As the government mulls a step-up in the divestment programme, it may be appropriate to assess the results of the program in India to date whether it is just a revenue raising exercise or are there sustainable improvements in profitability, productivity, employment, and reduction in government interference in public sector undertakings (PSUs), which are important objectives generally associated with privatisation of PSUs.
The figure shows the receipts from divestment of Central PSUs (CPSUs). Over Rs 1.13 lakh crore have been raised from divestment in the period 1991-2011 and this has bridged about 0.2 per cent of the fiscal deficit per year, on an average.
The pattern of divestment receipts is highly uneven with receipts being as high as 0.6 per cent of GDP in 2003-04 and zero in three of the last 20 years. This is partly because a case-by-case approach to privatisation has been followed with some stakeholders having a virtual veto on every divestment proposal.
Divestment has been carried out overwhelmingly in the form of share issue privatisation (partial privatisation without transfer of management control whose receipts account for 84 per cent of the total) as opposed to strategic sale (or asset sale leading to transfer of management control account for 6 per cent of the total).

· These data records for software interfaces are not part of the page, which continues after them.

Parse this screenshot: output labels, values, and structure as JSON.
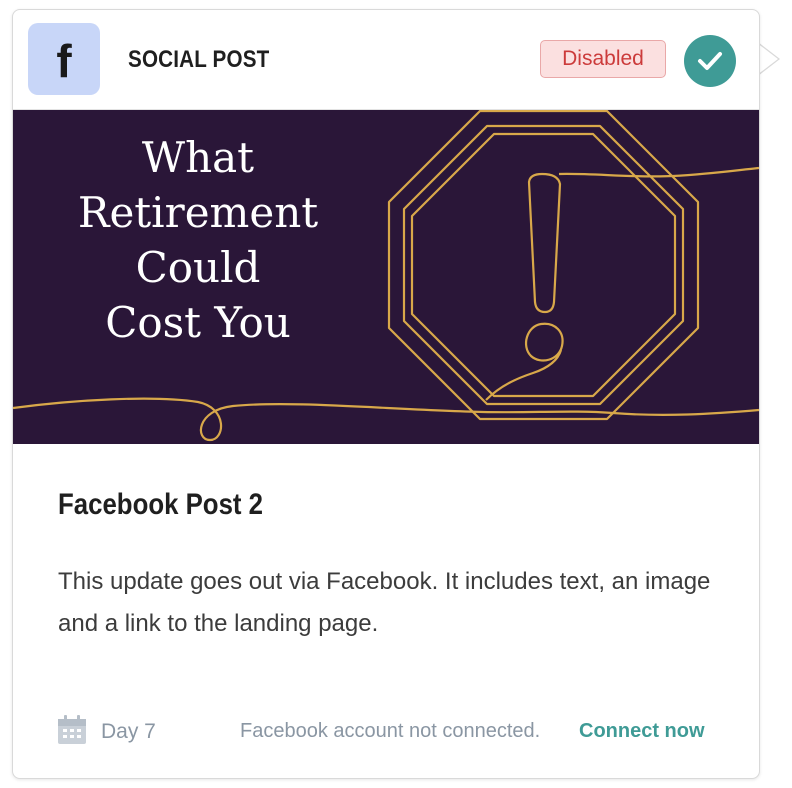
{
  "header": {
    "platform_icon_glyph": "f",
    "platform_icon": "facebook-icon",
    "type_label": "SOCIAL POST",
    "status": "Disabled",
    "status_color": "#cc3b3b",
    "check_icon": "check-icon",
    "check_color": "#3f9b96"
  },
  "hero": {
    "title": "What\nRetirement\nCould\nCost You",
    "background": "#2a1638",
    "line_color": "#d8a84a",
    "graphic": "warning-octagon-icon"
  },
  "post": {
    "title": "Facebook Post 2",
    "description": "This update goes out via Facebook. It includes text, an image and a link to the landing page."
  },
  "footer": {
    "day_icon": "calendar-icon",
    "day_label": "Day 7",
    "connection_text": "Facebook account not connected.",
    "connect_link": "Connect now",
    "link_color": "#3f9b96"
  }
}
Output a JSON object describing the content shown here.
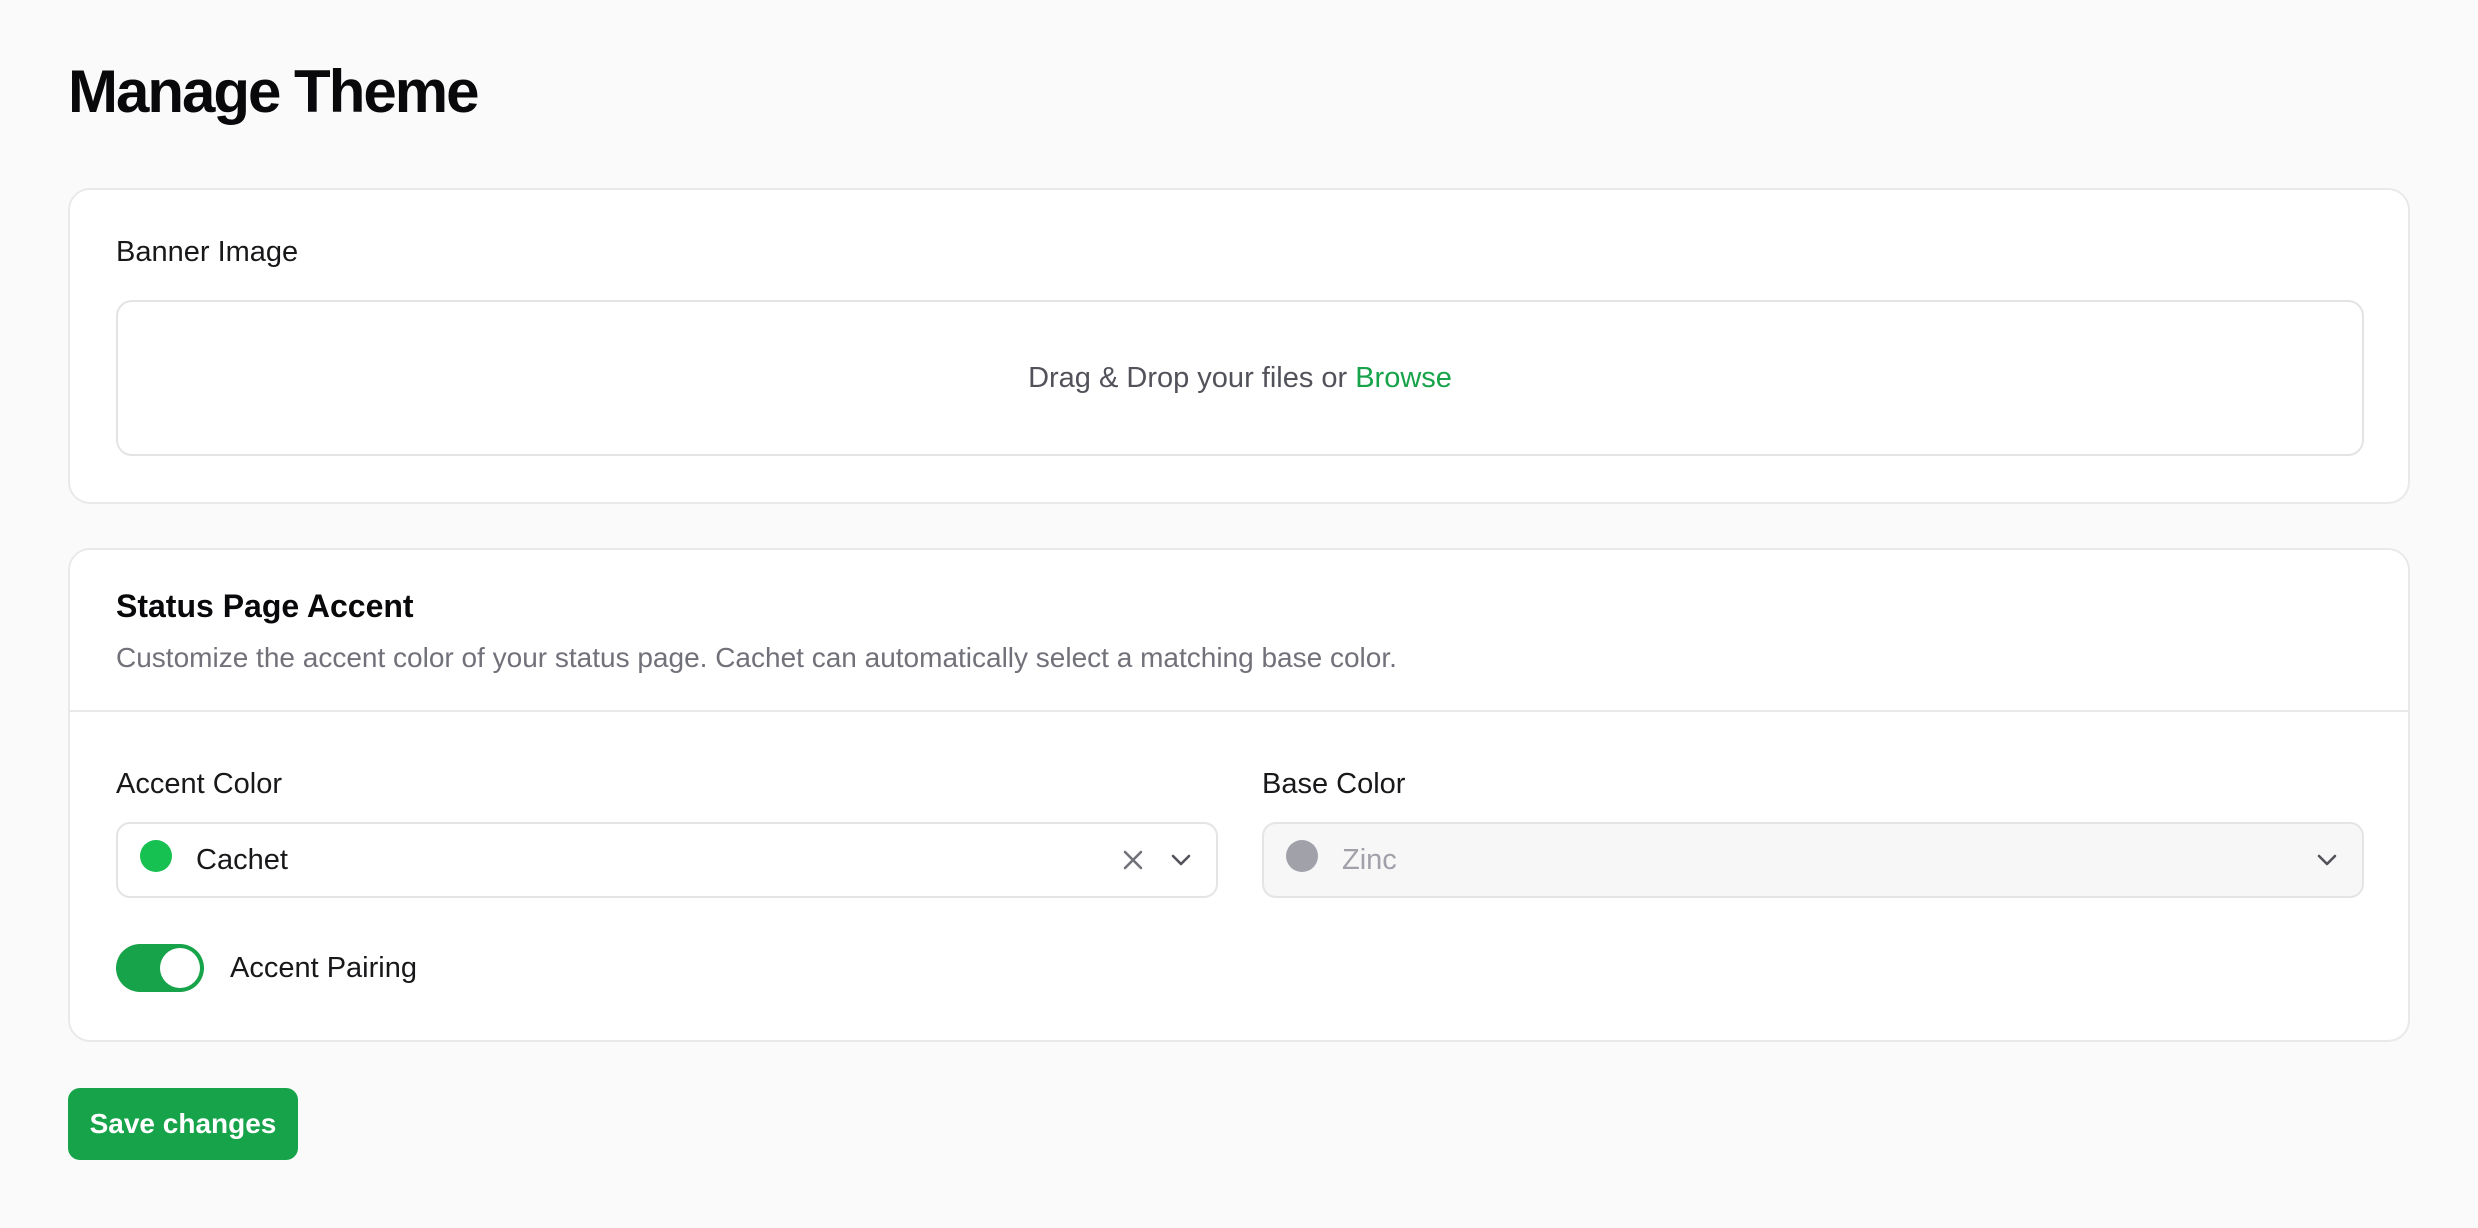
{
  "page": {
    "title": "Manage Theme"
  },
  "banner": {
    "label": "Banner Image",
    "dropzone_text": "Drag & Drop your files or",
    "browse_label": "Browse"
  },
  "accent_section": {
    "title": "Status Page Accent",
    "description": "Customize the accent color of your status page. Cachet can automatically select a matching base color.",
    "accent_color": {
      "label": "Accent Color",
      "value": "Cachet",
      "swatch_color": "#16c152"
    },
    "base_color": {
      "label": "Base Color",
      "value": "Zinc",
      "swatch_color": "#a1a1aa",
      "disabled": true
    },
    "accent_pairing": {
      "label": "Accent Pairing",
      "enabled": true
    }
  },
  "actions": {
    "save_label": "Save changes"
  },
  "colors": {
    "primary": "#16a34a",
    "background": "#fafafa",
    "card": "#ffffff",
    "border": "#e9e9ec"
  },
  "icons": {
    "clear": "close-icon",
    "dropdown": "chevron-down-icon"
  }
}
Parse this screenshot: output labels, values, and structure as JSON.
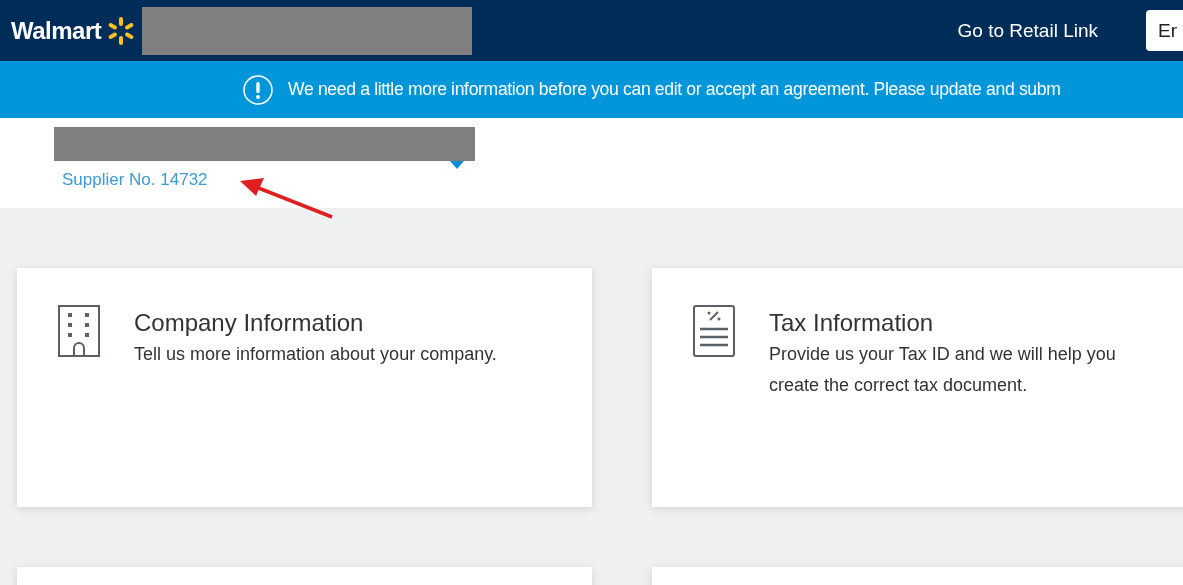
{
  "header": {
    "logo": "Walmart",
    "link": "Go to Retail Link",
    "button": "Er"
  },
  "banner": {
    "message": "We need a little more information before you can edit or accept an agreement. Please update and subm"
  },
  "supplier": {
    "number": "Supplier No. 14732"
  },
  "cards": [
    {
      "kind": "company",
      "title": "Company Information",
      "description": "Tell us more information about your company."
    },
    {
      "kind": "tax",
      "title": "Tax Information",
      "description": "Provide us your Tax ID and we will help you create the correct tax document."
    }
  ]
}
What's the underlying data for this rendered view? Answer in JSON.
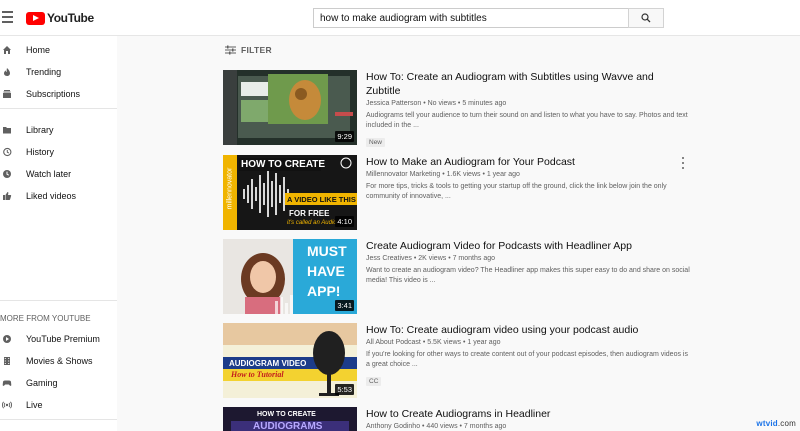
{
  "header": {
    "logo_text": "YouTube",
    "search_value": "how to make audiogram with subtitles"
  },
  "sidebar": {
    "items": [
      {
        "label": "Home",
        "icon": "home-icon"
      },
      {
        "label": "Trending",
        "icon": "flame-icon"
      },
      {
        "label": "Subscriptions",
        "icon": "subscriptions-icon"
      },
      {
        "label": "Library",
        "icon": "folder-icon"
      },
      {
        "label": "History",
        "icon": "history-icon"
      },
      {
        "label": "Watch later",
        "icon": "clock-icon"
      },
      {
        "label": "Liked videos",
        "icon": "thumb-up-icon"
      }
    ],
    "more_heading": "MORE FROM YOUTUBE",
    "more_items": [
      {
        "label": "YouTube Premium",
        "icon": "premium-icon"
      },
      {
        "label": "Movies & Shows",
        "icon": "film-icon"
      },
      {
        "label": "Gaming",
        "icon": "gamepad-icon"
      },
      {
        "label": "Live",
        "icon": "live-icon"
      }
    ]
  },
  "filter_label": "FILTER",
  "results": [
    {
      "title": "How To: Create an Audiogram with Subtitles using Wavve and Zubtitle",
      "channel": "Jessica Patterson",
      "meta": "Jessica Patterson • No views • 5 minutes ago",
      "description": "Audiograms tell your audience to turn their sound on and listen to what you have to say. Photos and text included in the ...",
      "badge": "New",
      "duration": "9:29"
    },
    {
      "title": "How to Make an Audiogram for Your Podcast",
      "meta": "Millennovator Marketing • 1.6K views • 1 year ago",
      "description": "For more tips, tricks & tools to getting your startup off the ground, click the link below join the only community of innovative, ...",
      "duration": "4:10",
      "thumb_text": {
        "line1": "HOW TO CREATE",
        "line2": "A VIDEO LIKE THIS",
        "line3": "FOR FREE",
        "line4": "it's called an Audio",
        "side": "millennovator"
      }
    },
    {
      "title": "Create Audiogram Video for Podcasts with Headliner App",
      "meta": "Jess Creatives • 2K views • 7 months ago",
      "description": "Want to create an audiogram video? The Headliner app makes this super easy to do and share on social media! This video is ...",
      "duration": "3:41",
      "thumb_text": {
        "line1": "MUST",
        "line2": "HAVE",
        "line3": "APP!"
      }
    },
    {
      "title": "How To: Create audiogram video using your podcast audio",
      "meta": "All About Podcast • 5.5K views • 1 year ago",
      "description": "If you're looking for other ways to create content out of your podcast episodes, then audiogram videos is a great choice ...",
      "badge": "CC",
      "duration": "5:53",
      "thumb_text": {
        "line1": "AUDIOGRAM VIDEO",
        "line2": "How to Tutorial"
      }
    },
    {
      "title": "How to Create Audiograms in Headliner",
      "meta": "Anthony Godinho • 440 views • 7 months ago",
      "thumb_text": {
        "line1": "HOW TO CREATE",
        "line2": "AUDIOGRAMS"
      }
    }
  ],
  "watermark": {
    "prefix": "wtvid",
    "suffix": ".com"
  },
  "colors": {
    "brand_red": "#ff0000",
    "text_secondary": "#606060",
    "bg": "#f9f9f9"
  }
}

Strategic sale of PSUs took place in the period 2000-03 and removed the recurrent need for subsidising many divested loss making enterprises (like Modern Food Industries and hotel properties of ITDC and Hotel Corporation of India).
Strategic sales despite being a financially prudent method of divesting loss-making PSUs have not been favoured in India in recent years, mainly because of the low level of formal employment in the country, which stands at less than 3 per cent of the total population.
Since many PSUs are over-manned, strategic sales have caused universal job losses in the first three years of privatisation, which has made it difficult to sustain public support, even if these effects are in the short-term.
As per the Public Enterprise Survey (2010-11), there are 62 such loss-making PSUs, exemplified by Air India, BSNL, MTNL, ITI etc, incurring a loss of Rs.21,693 crore annually. Shunning strategic sales would mean that the government would continue to subsidise many PSUs in future years as there are no takers for loss-making PSUs through share issue privatisation.
Profitability increases after divestment because of reduced agency problems in that multiple and often conflicting objectives of PSUs become forged into the dominant objective of profit-maximisation.
This is clear from the profitability of enterprises that have undergone both strategic sale and share issue privatisation. Even though public sector managers are not replaced under share issue privatisation, the presence of other (than public sector) interests at the Board level does not allow excessive political interference.
The case in point is the experience of Coal India Limited, which continues to be in the public sector with government shareholding of 90 per cent. However, a minority institutional shareholder, the UK-based Children's Investment Fund has ensured that the government cannot issue directions to the company that would hurt its profitability.
By concentrating on the dominant objective of profit maximisation, firms are expected to become more efficient in utilising their resources. As a result, both employee and capital productivity improves even after share issue privatisation.
Since many of the PSUs are over-manned and since there is a tendency to reduce manpower after privatisation, it is obvious that employee productivity improves.
Part of this gain is shared with the retained employees through higher wages to make them important stakeholders. However, since the losers and the gainers from privatisation are different groups of people, political economy problems persist.
These results are in line with global experience that has been documented through research studies in several countries. They have found that change in management produces better, which highlights the importance of strategic sales in producing benign outcomes.
In order that disinvestment becomes a more dependable source of receipts to the government, there is a need for a rule-based approach as opposed to the case-by-case approach being followed now.
To enable that, the government may, for example, announce that its shareholding in non-strategic PSUs would be brought down to 26 per cent.
In order to get better returns, the government should also try to include strategic sales of PSUs in its arsenal of disinvestment methods so that small loss-making enterprises (and large ones like Air India) may be sold through this method to prevent their continued deleterious impact on fiscal resources. But, these decisions are as much political as economic.
The author is a civil servant. Views expressed are personal.